_TASK_. Every line of the entries that holds the word "текста" is to be copied.

Interface dataset entries

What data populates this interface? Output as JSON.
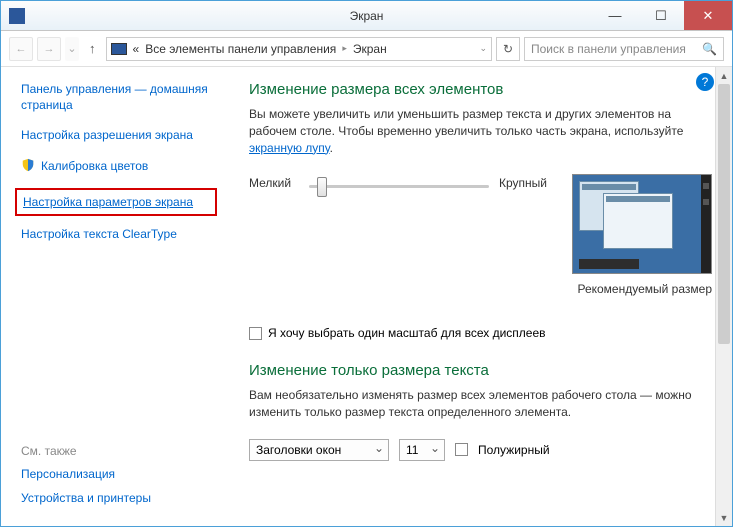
{
  "window": {
    "title": "Экран"
  },
  "breadcrumb": {
    "root": "Все элементы панели управления",
    "current": "Экран"
  },
  "search": {
    "placeholder": "Поиск в панели управления"
  },
  "sidebar": {
    "items": [
      "Панель управления — домашняя страница",
      "Настройка разрешения экрана",
      "Калибровка цветов",
      "Настройка параметров экрана",
      "Настройка текста ClearType"
    ],
    "seealso_header": "См. также",
    "seealso": [
      "Персонализация",
      "Устройства и принтеры"
    ]
  },
  "main": {
    "h1": "Изменение размера всех элементов",
    "desc_pre": "Вы можете увеличить или уменьшить размер текста и других элементов на рабочем столе. Чтобы временно увеличить только часть экрана, используйте ",
    "desc_link": "экранную лупу",
    "slider_min": "Мелкий",
    "slider_max": "Крупный",
    "recommended": "Рекомендуемый размер",
    "checkbox_label": "Я хочу выбрать один масштаб для всех дисплеев",
    "h2": "Изменение только размера текста",
    "desc2": "Вам необязательно изменять размер всех элементов рабочего стола — можно изменить только размер текста определенного элемента.",
    "select_element": "Заголовки окон",
    "select_size": "11",
    "bold_label": "Полужирный"
  }
}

_EXERCISE RESULT_.
      "Настройка текста ClearType"
    "desc_pre": "Вы можете увеличить или уменьшить размер текста и других элементов на рабочем столе. Чтобы временно увеличить только часть экрана, используйте ",
    "h2": "Изменение только размера текста",
    "desc2": "Вам необязательно изменять размер всех элементов рабочего стола — можно изменить только размер текста определенного элемента.",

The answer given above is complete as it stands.